Your entire home should be a refuge that’s warm and toasty in the winter season and cool and comfortable in the summer. However, owners of some two-story homes find the upper floor is stubbornly hotter or colder than the first floor.
This could merely be due to the fact most thermostats in a house are on the first floor, which is where people spend the the majority of time—in the living room, kitchen, etc.—so it makes sense to set the temperature according to how it feels on the first floor.
However, temperature variations between the upstairs and downstairs could also be due to issues with your HVAC system. Some of these challenges can be fixed fairly quickly while others might call for more extensive and costly fixes. Here, the specialists at Bell Air Conditioning Inc will help you solve why the upstairs of your home is hotter than downstairs, or vice versa.
Why Is It Hot Upstairs?
The phenomenon of the upstairs of a two-story home feeling hotter than the downstairs can be chalked up to several factors. First, heat rises, so it’s normal for the second floor of a home to get hotter than the main floor. Not enough insulation in the attic or roof can exacerbate this issue by permitting heat transfer from the roof into the upstairs rooms.
Another common reason is that the air conditioner is not powerful enough to cool the entire home, causing it to struggle to cool the upstairs adequately.
To deal with these issues, homeowners could install more insulation in the attic and make sure their home has proper ventilation. If there’s concern the air conditioner is the proper size for the home, call an experienced HVAC company like Bell Air Conditioning Inc inspect the unit. A qualified professional also can help select a unit that's better suited for your home if you require air conditioning installation or replacement.
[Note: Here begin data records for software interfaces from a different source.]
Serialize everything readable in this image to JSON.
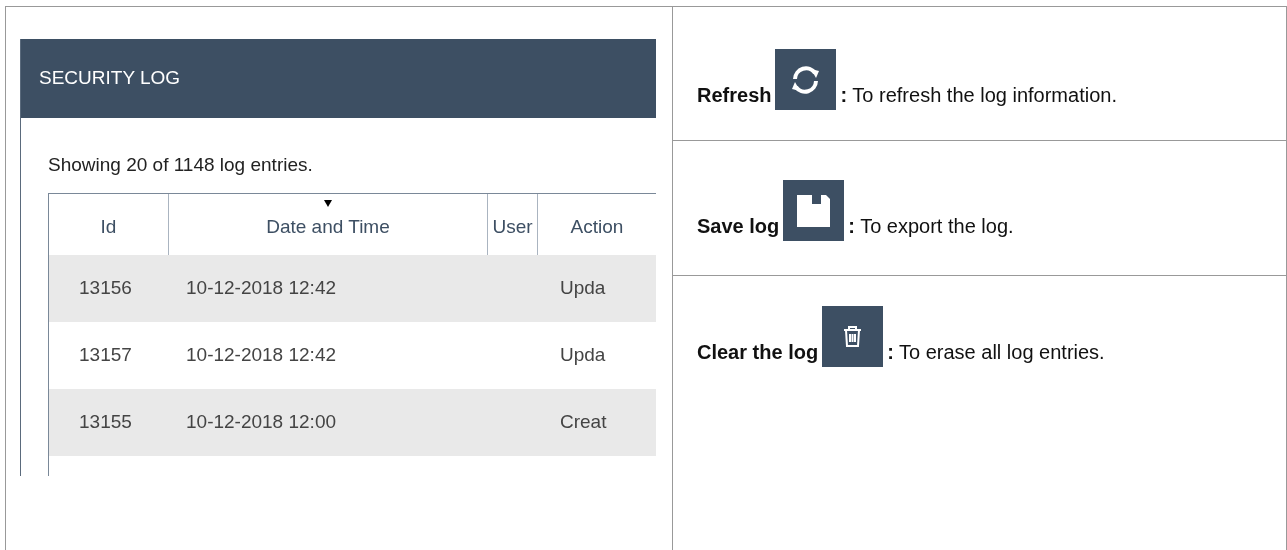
{
  "app_panel": {
    "title": "SECURITY LOG",
    "summary": "Showing 20 of 1148 log entries.",
    "columns": [
      {
        "label": "Id",
        "sorted": false
      },
      {
        "label": "Date and Time",
        "sorted": true
      },
      {
        "label": "User",
        "sorted": false
      },
      {
        "label": "Action",
        "sorted": false
      }
    ],
    "rows": [
      {
        "id": "13156",
        "date": "10-12-2018 12:42",
        "user": "",
        "action": "Upda"
      },
      {
        "id": "13157",
        "date": "10-12-2018 12:42",
        "user": "",
        "action": "Upda"
      },
      {
        "id": "13155",
        "date": "10-12-2018 12:00",
        "user": "",
        "action": "Creat"
      }
    ]
  },
  "descriptions": [
    {
      "kind": "refresh",
      "label": "Refresh",
      "text": "**:** To refresh the log information."
    },
    {
      "kind": "save",
      "label": "Save log",
      "text": "**:** To export the log."
    },
    {
      "kind": "delete",
      "label": "Clear the log",
      "text": "**:** To erase all log entries."
    }
  ]
}
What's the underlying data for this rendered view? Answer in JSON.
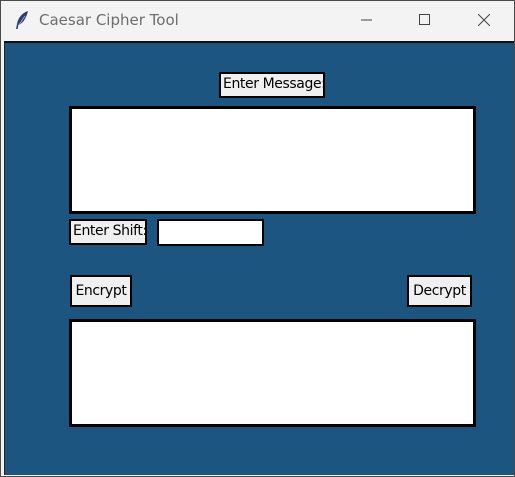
{
  "window": {
    "title": "Caesar Cipher Tool"
  },
  "icons": {
    "app": "feather-icon",
    "minimize": "minimize-icon",
    "maximize": "maximize-icon",
    "close": "close-icon"
  },
  "form": {
    "message_label": "Enter Message:",
    "message_value": "",
    "shift_label": "Enter Shift:",
    "shift_value": "",
    "encrypt_label": "Encrypt",
    "decrypt_label": "Decrypt",
    "result_value": ""
  },
  "colors": {
    "background": "#1b5580",
    "widget_bg": "#f0f0f0",
    "titlebar": "#f3f3f3"
  }
}
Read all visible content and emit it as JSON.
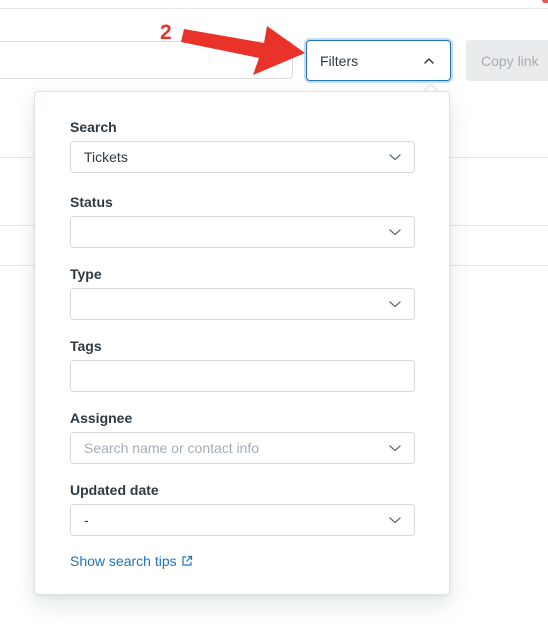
{
  "annotation": {
    "number": "2"
  },
  "toolbar": {
    "filters_label": "Filters",
    "copy_link_label": "Copy link"
  },
  "filters": {
    "search": {
      "label": "Search",
      "value": "Tickets"
    },
    "status": {
      "label": "Status",
      "value": ""
    },
    "type": {
      "label": "Type",
      "value": ""
    },
    "tags": {
      "label": "Tags",
      "value": ""
    },
    "assignee": {
      "label": "Assignee",
      "placeholder": "Search name or contact info"
    },
    "updated_date": {
      "label": "Updated date",
      "value": "-"
    },
    "tips_link": "Show search tips"
  },
  "colors": {
    "accent": "#1f73b7",
    "annotation": "#e8322a",
    "border": "#d8dcde"
  }
}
Why Is My Upstairs Always Cold/Not Heating?
When the downstairs of your home is warm, but it’s very cold upstairs, that could result in an ice-cold night for anyone whose bedrooms are on the upper floor. The most prevalent causes of an upstairs not heating like it should are the insulation levels and the ductwork.
Inadequate insulation enables cold air to seep through the home’s attic or walls and contribute to heat loss, creating colder temperatures upstairs. It’s crucial to make sure your home has a solid, level layer of insulation in the attic and proper insulation in the walls to keep the cold out and the heat inside.
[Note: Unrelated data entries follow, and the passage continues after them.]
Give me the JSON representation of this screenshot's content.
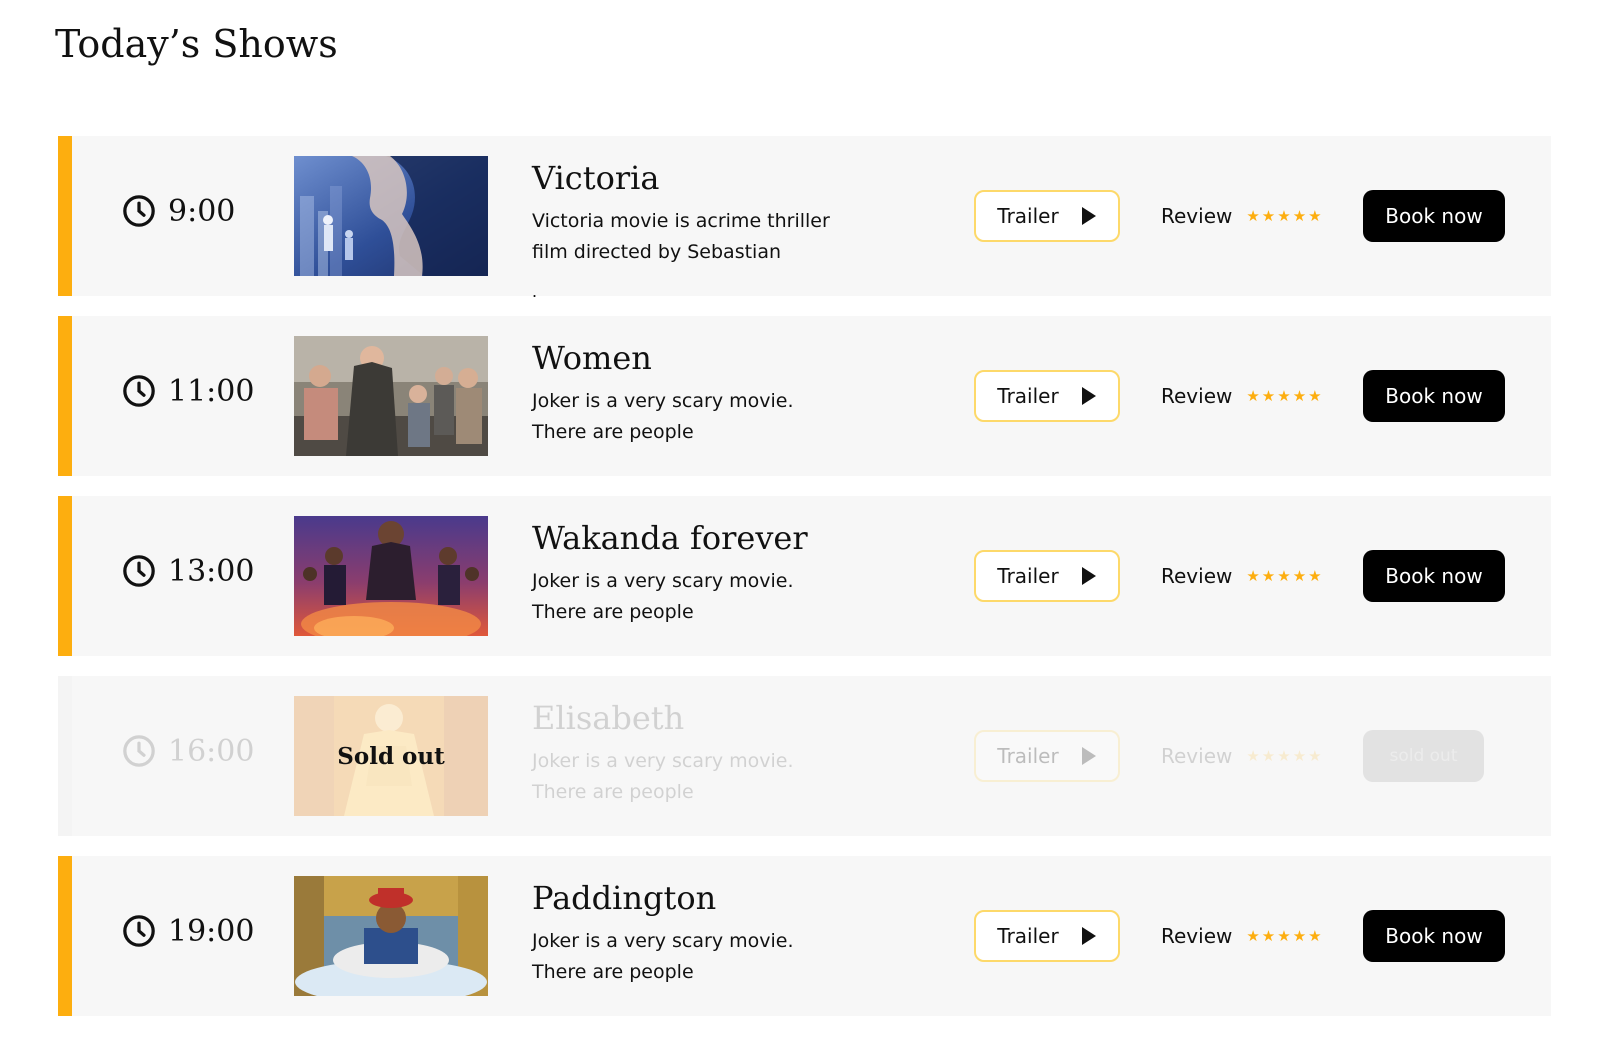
{
  "page": {
    "title": "Today’s Shows"
  },
  "colors": {
    "accent": "#fdae0f",
    "trailer_border": "#fdd96a",
    "row_background": "#f7f7f7",
    "book_button": "#000000",
    "sold_button": "#e2e2e2"
  },
  "icons": {
    "time": "clock-icon",
    "trailer": "play-icon",
    "rating": "star-icon"
  },
  "shows": [
    {
      "time": "9:00",
      "title": "Victoria",
      "description": "Victoria movie is acrime thriller film directed by Sebastian",
      "trailer_label": "Trailer",
      "review_label": "Review",
      "stars": "★★★★★",
      "book_label": "Book now",
      "stray_text": "."
    },
    {
      "time": "11:00",
      "title": "Women",
      "description": "Joker is a very scary movie. There are people",
      "trailer_label": "Trailer",
      "review_label": "Review",
      "stars": "★★★★★",
      "book_label": "Book now"
    },
    {
      "time": "13:00",
      "title": "Wakanda forever",
      "description": "Joker is a very scary movie. There are people",
      "trailer_label": "Trailer",
      "review_label": "Review",
      "stars": "★★★★★",
      "book_label": "Book now"
    },
    {
      "time": "16:00",
      "title": "Elisabeth",
      "description": "Joker is a very scary movie. There are people",
      "trailer_label": "Trailer",
      "review_label": "Review",
      "stars": "★★★★★",
      "book_label": "sold out",
      "poster_overlay": "Sold out",
      "status": "sold out"
    },
    {
      "time": "19:00",
      "title": "Paddington",
      "description": "Joker is a very scary movie. There are people",
      "trailer_label": "Trailer",
      "review_label": "Review",
      "stars": "★★★★★",
      "book_label": "Book now"
    }
  ]
}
The ductwork in a home plays a critical role in disseminating conditioned air throughout different locations of the building. However, troubles with the ductwork can cause the upstairs being colder than the lower floor. A typical explanation for this is improper airflow balance. The ducts may not be the correct size or design, creating an uneven distribution of air between the floors. This can cause more warm air to flow downstairs, which creates insufficient airflow—which is the heated air—on the upper level.
Another possible issue with the ductwork is the location of the supply and return vents. If there are fewer vents on the upper story or they aren't well installed, it can restrict air circulation and cause inadequate heating or cooling. Also, leaks or gaps in the ductwork can cause air loss, decreasing the overall efficiency of the HVAC system and exacerbating the temperature difference.
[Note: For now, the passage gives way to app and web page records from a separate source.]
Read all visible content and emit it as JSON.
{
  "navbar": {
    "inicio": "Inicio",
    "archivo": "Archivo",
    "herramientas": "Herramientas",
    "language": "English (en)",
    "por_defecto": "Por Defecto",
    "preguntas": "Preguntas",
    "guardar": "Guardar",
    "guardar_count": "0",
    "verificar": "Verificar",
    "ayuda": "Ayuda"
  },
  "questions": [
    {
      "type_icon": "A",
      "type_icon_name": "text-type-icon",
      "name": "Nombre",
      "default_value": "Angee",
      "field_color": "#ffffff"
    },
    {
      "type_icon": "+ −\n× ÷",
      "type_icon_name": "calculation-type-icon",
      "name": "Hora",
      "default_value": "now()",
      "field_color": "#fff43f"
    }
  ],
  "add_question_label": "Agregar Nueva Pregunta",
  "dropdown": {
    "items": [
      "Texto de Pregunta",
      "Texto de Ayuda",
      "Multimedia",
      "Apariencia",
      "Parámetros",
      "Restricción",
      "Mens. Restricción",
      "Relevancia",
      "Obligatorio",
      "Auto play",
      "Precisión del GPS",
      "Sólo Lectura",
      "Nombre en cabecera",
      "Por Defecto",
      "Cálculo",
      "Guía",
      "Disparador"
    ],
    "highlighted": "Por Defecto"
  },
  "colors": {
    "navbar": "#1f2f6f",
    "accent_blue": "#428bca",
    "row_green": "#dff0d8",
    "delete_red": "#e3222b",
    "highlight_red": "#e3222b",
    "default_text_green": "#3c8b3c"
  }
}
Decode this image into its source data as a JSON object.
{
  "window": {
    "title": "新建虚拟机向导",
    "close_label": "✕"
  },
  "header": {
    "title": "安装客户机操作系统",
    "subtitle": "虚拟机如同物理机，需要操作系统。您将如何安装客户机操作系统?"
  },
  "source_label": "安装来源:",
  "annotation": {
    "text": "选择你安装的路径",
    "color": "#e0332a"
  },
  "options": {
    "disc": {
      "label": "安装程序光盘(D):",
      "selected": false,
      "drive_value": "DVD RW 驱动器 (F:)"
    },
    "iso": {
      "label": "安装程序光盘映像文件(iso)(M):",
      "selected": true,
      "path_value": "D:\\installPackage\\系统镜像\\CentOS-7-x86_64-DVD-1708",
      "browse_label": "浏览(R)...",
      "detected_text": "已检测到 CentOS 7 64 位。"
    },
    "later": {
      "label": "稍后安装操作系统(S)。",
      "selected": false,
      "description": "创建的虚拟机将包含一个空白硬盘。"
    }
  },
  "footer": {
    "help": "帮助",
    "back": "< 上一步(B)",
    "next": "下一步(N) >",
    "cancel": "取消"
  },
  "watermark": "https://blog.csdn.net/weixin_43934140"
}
To find out why the upstairs is colder than the downstairs, homeowners should hve their ductwork examined by trusted professionals like the team at Bell Air Conditioning Inc to identify any imbalances, leaks or inadequacies. Sealing leaks and adding additional vents or adjusting existing ones can help increase airflow and ensure a more even temperature balance between the upstairs and downstairs.
How You Can Fix a Hot or Cold Upstairs?
If your upstairs is hotter or colder than the rest of your house, an HVAC zoning system could be a highly effective solution.
An HVAC zoning system breaks the residence into distinct zones, which each have their own thermostat and damper system so the homeowner can customize the heating or cooling of each zone.
This system can be particularly effective in scenarios where the upstairs of a multi-story home is quite hot or really cold while the main floor is comfortable. By investing in a zoning system, homeowners can manage the temperature independently in each zone, allowing them to address specific hot or cold spots effectively.
To find out more about an HVAC zoning system in Temple/Belton , call Bell Air Conditioning Inc. We’ve developed and installed customized home comfort plans for many community members and are happy to show how an HVAC zoning system could enhance the comfort in your home.
Why Is it So Humid Upstairs?
In addition to the upper story being hotter or colder than the rest of the house, another issue in multi-floor homes is when the upstairs is more humid than downstairs.
A frequent cause for excess upper floor humidity is poor ventilation on the upper floor, which can result in higher humidity levels. As is often the case with temperature differences between floors, poor insulation or sealing in the attic or walls may allow warm, humid air from outdoors infiltrate the upstairs rooms. In addition, if there are any leaks or plumbing concerns on the upper floor, that can also cause excess moisture in that area of a home.
To manage humidity problems, homeowners can improve ventilation by getting fans or opening windows to promote airflow. Appropriate levels of insulation in the attic and better sealing the attic and walls can help prevent external moisture from entering the upstairs. Identifying and repairing any leaks or plumbing issues is also extremely important.
Depending on the levels of moisture found in the home, a whole-home dehumidifier could be another worthwhile tool to reduce humidity on the upper and lower floors.